1. Neglecting the porches.
Seattle, Washington, architect Edward Carr
says, “A shed-roofed porch that’s accessible through French doors and is about 7 feet deep with a flat ceiling (flat ceilings reflect light better than sloping) ushers good light into the house. Plus, a deeper porch provides plenty of space for a table and seating.”
2. Overlooking the garage entry.
According to syndicated homedesign columnist Katherine Salant
, “The formal entry shouldn’t be the only place to hang coats, backpacks and other items. Since many of us enter through the garage, plan
an entry space there for those items so that the home’s inner sanctum remains clutter free.” See also Design Ideas for Built-Ins
3. Insufficient headroom at the top of a staircase.
Architect Dennis Lippert
says this often can be a big oversight. “Plan at least 6 feet 8 inches of headroom along the steps and landings, and at least 3 feet for width, with extra room allowed for railings,” he advises. Bonus: Open stairs make it easier to move furniture.
4. Pack-rat fever.
The biggest problem Ralph Kylloe
sees isn’t a design

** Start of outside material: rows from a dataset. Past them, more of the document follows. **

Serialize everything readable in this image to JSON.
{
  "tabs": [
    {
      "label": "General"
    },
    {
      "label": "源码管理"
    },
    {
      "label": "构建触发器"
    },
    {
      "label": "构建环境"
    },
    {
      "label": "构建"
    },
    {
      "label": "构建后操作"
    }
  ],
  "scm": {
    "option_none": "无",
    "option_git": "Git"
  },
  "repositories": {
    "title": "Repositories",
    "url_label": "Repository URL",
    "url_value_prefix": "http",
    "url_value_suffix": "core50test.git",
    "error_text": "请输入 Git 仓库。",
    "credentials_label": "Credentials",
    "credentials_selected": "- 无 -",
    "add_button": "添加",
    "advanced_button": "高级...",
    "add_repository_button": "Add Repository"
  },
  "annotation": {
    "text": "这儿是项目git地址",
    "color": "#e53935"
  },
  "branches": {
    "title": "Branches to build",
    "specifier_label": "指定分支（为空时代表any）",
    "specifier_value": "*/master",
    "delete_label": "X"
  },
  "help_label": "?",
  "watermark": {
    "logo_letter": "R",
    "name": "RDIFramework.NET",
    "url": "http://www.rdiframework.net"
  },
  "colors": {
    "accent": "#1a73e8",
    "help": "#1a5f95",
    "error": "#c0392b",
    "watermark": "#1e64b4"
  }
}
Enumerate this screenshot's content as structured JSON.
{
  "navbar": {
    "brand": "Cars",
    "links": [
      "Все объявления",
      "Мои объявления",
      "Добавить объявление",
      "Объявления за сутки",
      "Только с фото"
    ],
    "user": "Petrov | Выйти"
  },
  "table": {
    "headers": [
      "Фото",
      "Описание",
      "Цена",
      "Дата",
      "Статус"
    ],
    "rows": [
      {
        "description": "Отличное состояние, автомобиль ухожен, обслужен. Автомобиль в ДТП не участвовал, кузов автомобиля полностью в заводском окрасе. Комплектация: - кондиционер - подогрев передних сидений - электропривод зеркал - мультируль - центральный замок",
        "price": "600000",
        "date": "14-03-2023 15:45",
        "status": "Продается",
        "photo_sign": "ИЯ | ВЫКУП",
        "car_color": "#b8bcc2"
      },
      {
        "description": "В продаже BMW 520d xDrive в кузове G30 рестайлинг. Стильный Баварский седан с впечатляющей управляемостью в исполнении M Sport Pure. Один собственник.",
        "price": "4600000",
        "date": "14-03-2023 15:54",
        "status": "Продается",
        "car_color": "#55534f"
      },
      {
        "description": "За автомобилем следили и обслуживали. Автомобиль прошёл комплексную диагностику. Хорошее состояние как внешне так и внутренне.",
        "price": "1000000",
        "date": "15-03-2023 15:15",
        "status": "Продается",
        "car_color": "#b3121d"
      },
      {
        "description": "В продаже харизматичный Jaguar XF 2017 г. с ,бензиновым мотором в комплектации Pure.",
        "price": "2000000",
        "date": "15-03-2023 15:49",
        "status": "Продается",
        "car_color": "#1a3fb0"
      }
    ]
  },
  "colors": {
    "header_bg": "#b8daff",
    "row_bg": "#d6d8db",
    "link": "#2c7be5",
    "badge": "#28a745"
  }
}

problem at all. It’s an accumulation problem. “People are insatiable collectors,” Ralph says. Everything you own doesn’t have to be on display. Solution? Allow for large closets and plenty of storage space in the basement.See also What Designers Wished You Knew Before Building